● **Work required**
Give the entries again exactly; drop the pictures.

[Items listed in a dataset]
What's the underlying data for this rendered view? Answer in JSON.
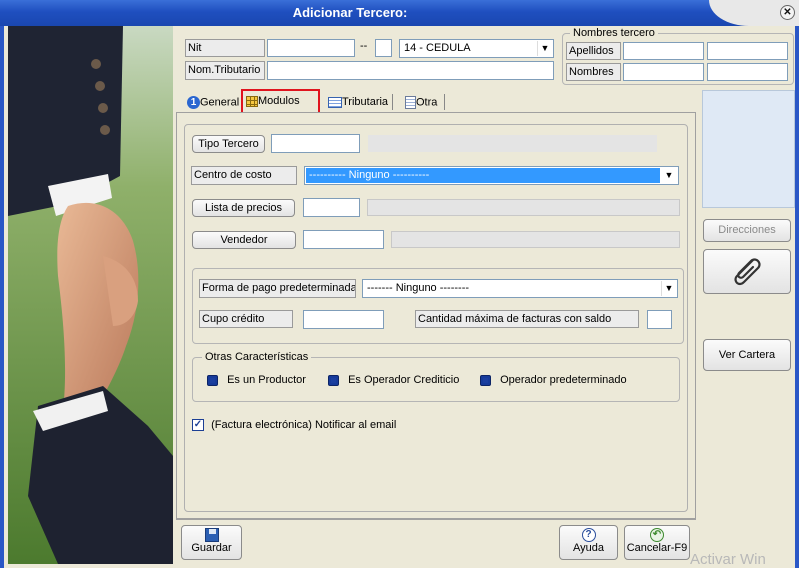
{
  "window": {
    "title": "Adicionar Tercero:",
    "close": "✕"
  },
  "header": {
    "nit_label": "Nit",
    "nit_value": "",
    "dv_sep": "--",
    "dv_value": "",
    "doc_type": "14 - CEDULA",
    "nom_tributario_label": "Nom.Tributario",
    "nom_tributario_value": ""
  },
  "nombres": {
    "legend": "Nombres tercero",
    "apellidos_label": "Apellidos",
    "nombres_label": "Nombres"
  },
  "tabs": [
    {
      "label": "General"
    },
    {
      "label": "Modulos"
    },
    {
      "label": "Tributaria"
    },
    {
      "label": "Otra"
    }
  ],
  "modulos": {
    "tipo_tercero_label": "Tipo Tercero",
    "centro_costo_label": "Centro de costo",
    "centro_costo_value": "---------- Ninguno ----------",
    "lista_precios_label": "Lista de precios",
    "vendedor_label": "Vendedor",
    "forma_pago_label": "Forma de pago predeterminada",
    "forma_pago_value": "------- Ninguno --------",
    "cupo_credito_label": "Cupo crédito",
    "cantidad_facturas_label": "Cantidad máxima de facturas con saldo",
    "otras_legend": "Otras Características",
    "options": [
      {
        "label": "Es un Productor"
      },
      {
        "label": "Es Operador Crediticio"
      },
      {
        "label": "Operador predeterminado"
      }
    ],
    "notificar_label": "(Factura electrónica) Notificar al email",
    "notificar_checked": true
  },
  "side": {
    "direcciones_label": "Direcciones",
    "ver_cartera_label": "Ver Cartera"
  },
  "footer": {
    "guardar_label": "Guardar",
    "ayuda_label": "Ayuda",
    "cancelar_label": "Cancelar-F9"
  },
  "watermark": "Activar Win"
}
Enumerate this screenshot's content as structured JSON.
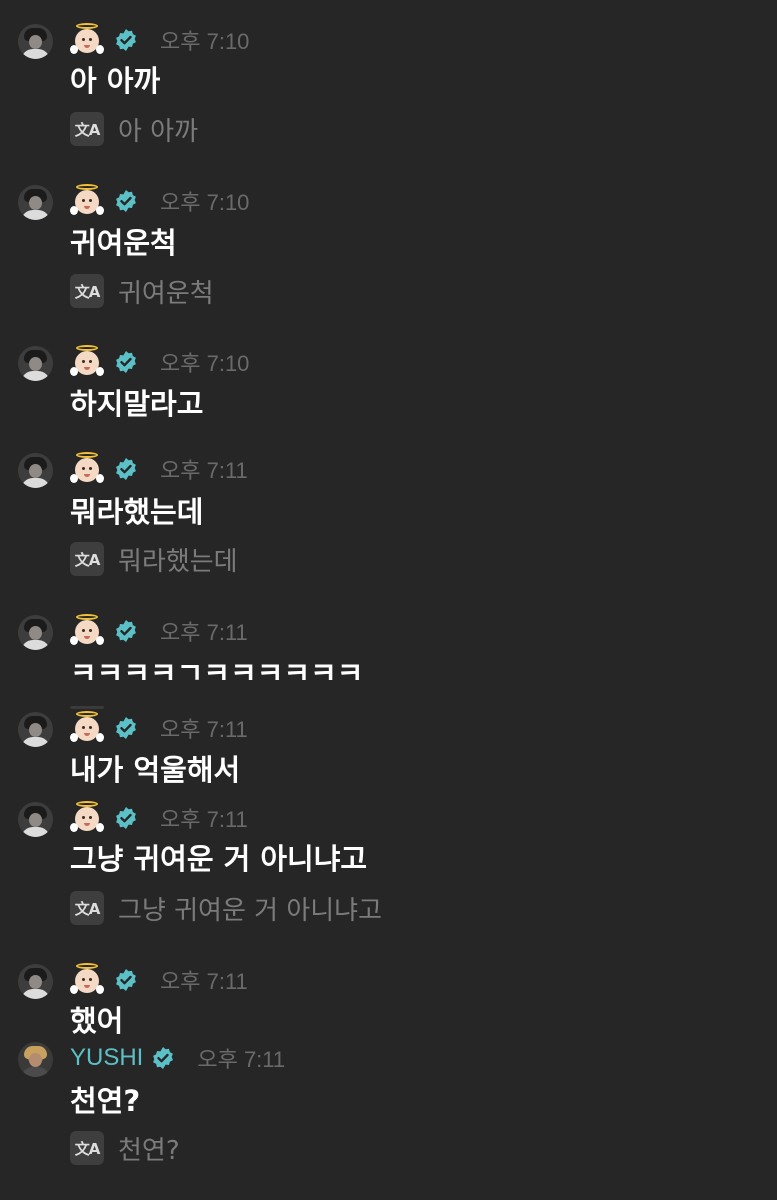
{
  "time_prefix": "오후",
  "colors": {
    "background": "#262626",
    "message_text": "#ffffff",
    "timestamp": "#6a6a6a",
    "translation_text": "#7b7b7b",
    "verified_badge": "#5cc0c7",
    "username": "#5cc0c7"
  },
  "messages": [
    {
      "avatar": "member-avatar",
      "badge": "angel-emoji",
      "time": "오후 7:10",
      "text": "아 아까",
      "translation": "아 아까"
    },
    {
      "avatar": "member-avatar",
      "badge": "angel-emoji",
      "time": "오후 7:10",
      "text": "귀여운척",
      "translation": "귀여운척"
    },
    {
      "avatar": "member-avatar",
      "badge": "angel-emoji",
      "time": "오후 7:10",
      "text": "하지말라고"
    },
    {
      "avatar": "member-avatar",
      "badge": "angel-emoji",
      "time": "오후 7:11",
      "text": "뭐라했는데",
      "translation": "뭐라했는데"
    },
    {
      "avatar": "member-avatar",
      "badge": "angel-emoji",
      "time": "오후 7:11",
      "text": "ㅋㅋㅋㅋㄱㅋㅋㅋㅋㅋㅋ"
    },
    {
      "avatar": "member-avatar",
      "badge": "angel-emoji",
      "time": "오후 7:11",
      "text": "내가 억울해서"
    },
    {
      "avatar": "member-avatar",
      "badge": "angel-emoji",
      "time": "오후 7:11",
      "text": "그냥 귀여운 거 아니냐고",
      "translation": "그냥 귀여운 거 아니냐고"
    },
    {
      "avatar": "member-avatar",
      "badge": "angel-emoji",
      "time": "오후 7:11",
      "text": "했어"
    },
    {
      "avatar": "yushi-avatar",
      "name": "YUSHI",
      "time": "오후 7:11",
      "text": "천연?",
      "translation": "천연?"
    }
  ],
  "translate_icon_label": "文A"
}
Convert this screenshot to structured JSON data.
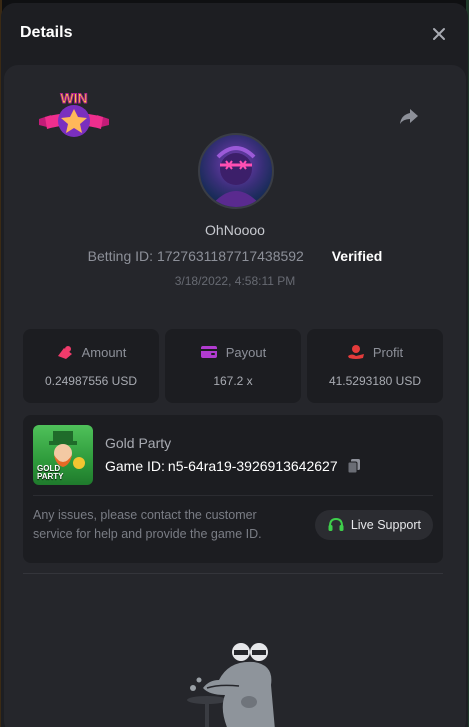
{
  "header": {
    "title": "Details"
  },
  "player": {
    "username": "OhNoooo",
    "betting_label": "Betting ID:",
    "betting_id": "1727631187717438592",
    "verified": "Verified",
    "datetime": "3/18/2022, 4:58:11 PM"
  },
  "badge": {
    "text": "WIN"
  },
  "stats": [
    {
      "label": "Amount",
      "value": "0.24987556 USD",
      "icon": "amount-icon",
      "color": "#ef3b6b"
    },
    {
      "label": "Payout",
      "value": "167.2 x",
      "icon": "wallet-icon",
      "color": "#b13bd0"
    },
    {
      "label": "Profit",
      "value": "41.5293180 USD",
      "icon": "profit-icon",
      "color": "#e43b3b"
    }
  ],
  "game": {
    "name": "Gold Party",
    "id_label": "Game ID:",
    "id_value": "n5-64ra19-3926913642627",
    "thumb_text": "GOLD\nPARTY",
    "help_text": "Any issues, please contact the customer service for help and provide the game ID.",
    "support_label": "Live Support",
    "support_color": "#3ecf4b"
  }
}
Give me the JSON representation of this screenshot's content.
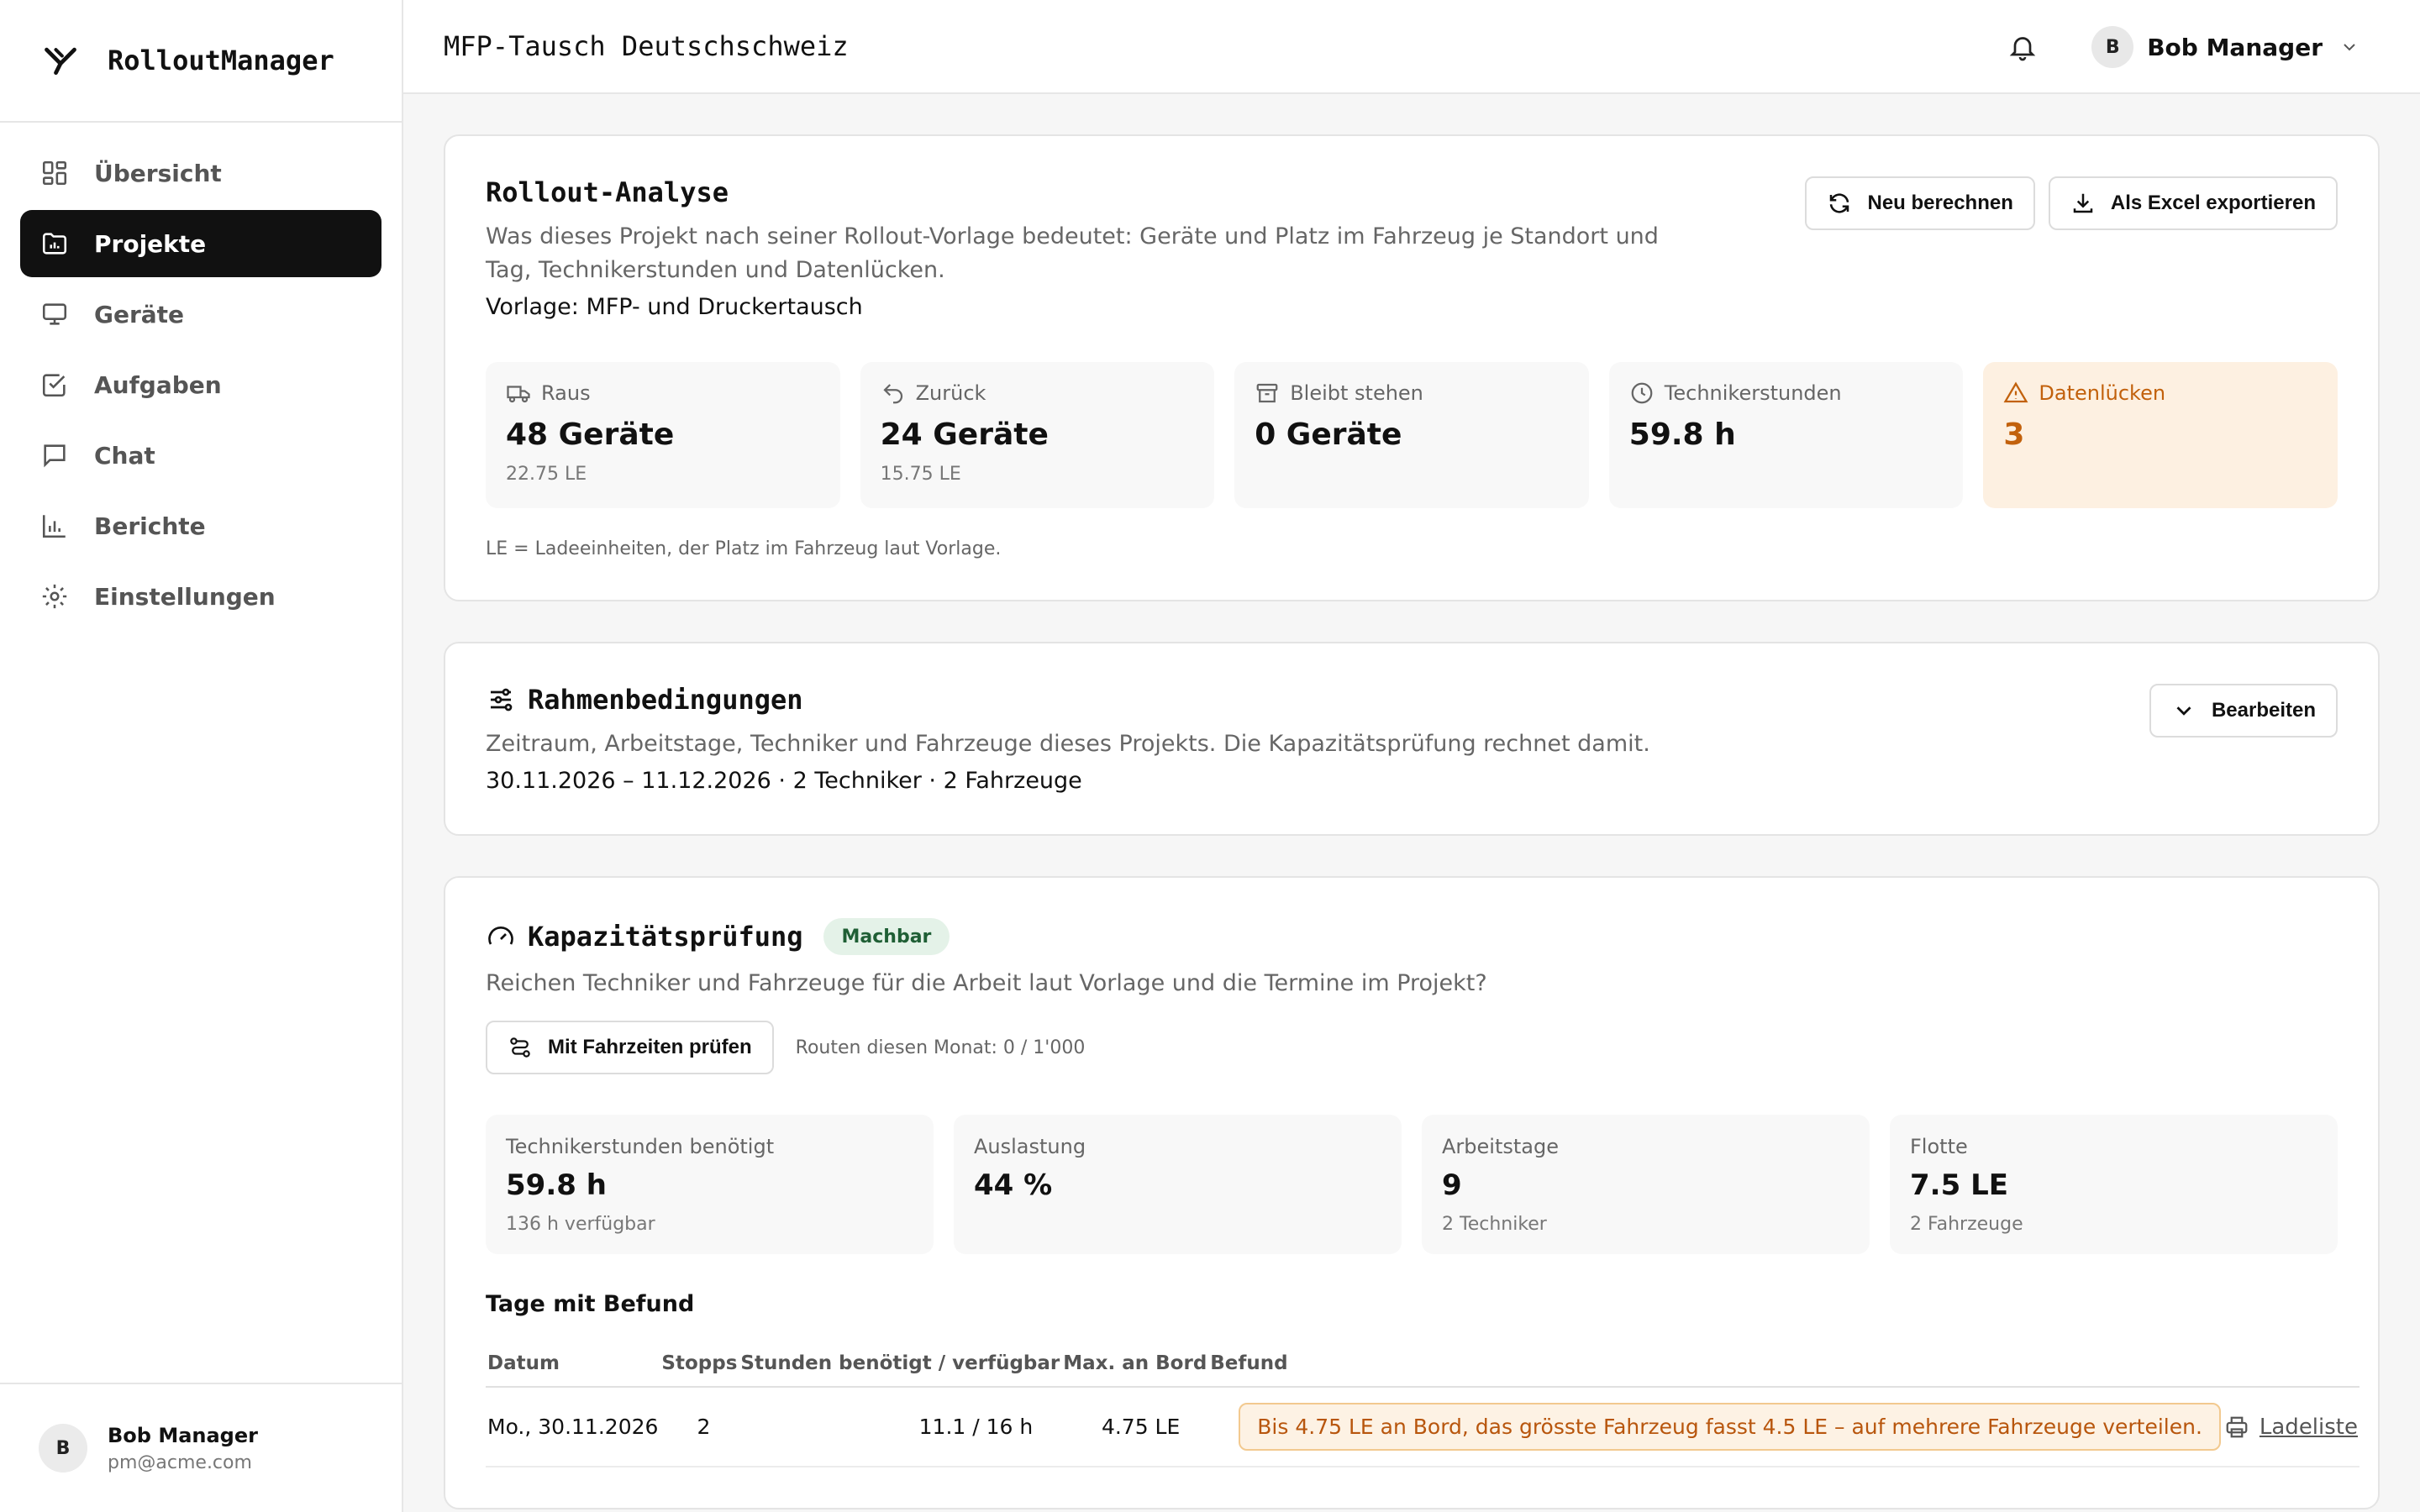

● **Answer below**
What's the underlying data for this rendered view? Answer in JSON.
{
  "window": {
    "title": "Adicionar Tercero:",
    "close": "✕"
  },
  "header": {
    "nit_label": "Nit",
    "nit_value": "",
    "dv_sep": "--",
    "dv_value": "",
    "doc_type": "14 - CEDULA",
    "nom_tributario_label": "Nom.Tributario",
    "nom_tributario_value": ""
  },
  "nombres": {
    "legend": "Nombres tercero",
    "apellidos_label": "Apellidos",
    "nombres_label": "Nombres"
  },
  "tabs": [
    {
      "label": "General"
    },
    {
      "label": "Modulos"
    },
    {
      "label": "Tributaria"
    },
    {
      "label": "Otra"
    }
  ],
  "modulos": {
    "tipo_tercero_label": "Tipo Tercero",
    "centro_costo_label": "Centro de costo",
    "centro_costo_value": "---------- Ninguno ----------",
    "lista_precios_label": "Lista de precios",
    "vendedor_label": "Vendedor",
    "forma_pago_label": "Forma de pago predeterminada",
    "forma_pago_value": "------- Ninguno --------",
    "cupo_credito_label": "Cupo crédito",
    "cantidad_facturas_label": "Cantidad máxima de facturas con saldo",
    "otras_legend": "Otras Características",
    "options": [
      {
        "label": "Es un Productor"
      },
      {
        "label": "Es Operador Crediticio"
      },
      {
        "label": "Operador predeterminado"
      }
    ],
    "notificar_label": "(Factura electrónica) Notificar al email",
    "notificar_checked": true
  },
  "side": {
    "direcciones_label": "Direcciones",
    "ver_cartera_label": "Ver Cartera"
  },
  "footer": {
    "guardar_label": "Guardar",
    "ayuda_label": "Ayuda",
    "cancelar_label": "Cancelar-F9"
  },
  "watermark": "Activar Win"
}
Enumerate this screenshot's content as structured JSON.
{
  "time_prefix": "오후",
  "colors": {
    "background": "#262626",
    "message_text": "#ffffff",
    "timestamp": "#6a6a6a",
    "translation_text": "#7b7b7b",
    "verified_badge": "#5cc0c7",
    "username": "#5cc0c7"
  },
  "messages": [
    {
      "avatar": "member-avatar",
      "badge": "angel-emoji",
      "time": "오후 7:10",
      "text": "아 아까",
      "translation": "아 아까"
    },
    {
      "avatar": "member-avatar",
      "badge": "angel-emoji",
      "time": "오후 7:10",
      "text": "귀여운척",
      "translation": "귀여운척"
    },
    {
      "avatar": "member-avatar",
      "badge": "angel-emoji",
      "time": "오후 7:10",
      "text": "하지말라고"
    },
    {
      "avatar": "member-avatar",
      "badge": "angel-emoji",
      "time": "오후 7:11",
      "text": "뭐라했는데",
      "translation": "뭐라했는데"
    },
    {
      "avatar": "member-avatar",
      "badge": "angel-emoji",
      "time": "오후 7:11",
      "text": "ㅋㅋㅋㅋㄱㅋㅋㅋㅋㅋㅋ"
    },
    {
      "avatar": "member-avatar",
      "badge": "angel-emoji",
      "time": "오후 7:11",
      "text": "내가 억울해서"
    },
    {
      "avatar": "member-avatar",
      "badge": "angel-emoji",
      "time": "오후 7:11",
      "text": "그냥 귀여운 거 아니냐고",
      "translation": "그냥 귀여운 거 아니냐고"
    },
    {
      "avatar": "member-avatar",
      "badge": "angel-emoji",
      "time": "오후 7:11",
      "text": "했어"
    },
    {
      "avatar": "yushi-avatar",
      "name": "YUSHI",
      "time": "오후 7:11",
      "text": "천연?",
      "translation": "천연?"
    }
  ],
  "translate_icon_label": "文A"
}
Convert this screenshot to structured JSON data.
{
  "header": {
    "title": "Details"
  },
  "player": {
    "username": "OhNoooo",
    "betting_label": "Betting ID:",
    "betting_id": "1727631187717438592",
    "verified": "Verified",
    "datetime": "3/18/2022, 4:58:11 PM"
  },
  "badge": {
    "text": "WIN"
  },
  "stats": [
    {
      "label": "Amount",
      "value": "0.24987556 USD",
      "icon": "amount-icon",
      "color": "#ef3b6b"
    },
    {
      "label": "Payout",
      "value": "167.2 x",
      "icon": "wallet-icon",
      "color": "#b13bd0"
    },
    {
      "label": "Profit",
      "value": "41.5293180 USD",
      "icon": "profit-icon",
      "color": "#e43b3b"
    }
  ],
  "game": {
    "name": "Gold Party",
    "id_label": "Game ID:",
    "id_value": "n5-64ra19-3926913642627",
    "thumb_text": "GOLD\nPARTY",
    "help_text": "Any issues, please contact the customer service for help and provide the game ID.",
    "support_label": "Live Support",
    "support_color": "#3ecf4b"
  }
}
Give me the JSON representation of this screenshot's content.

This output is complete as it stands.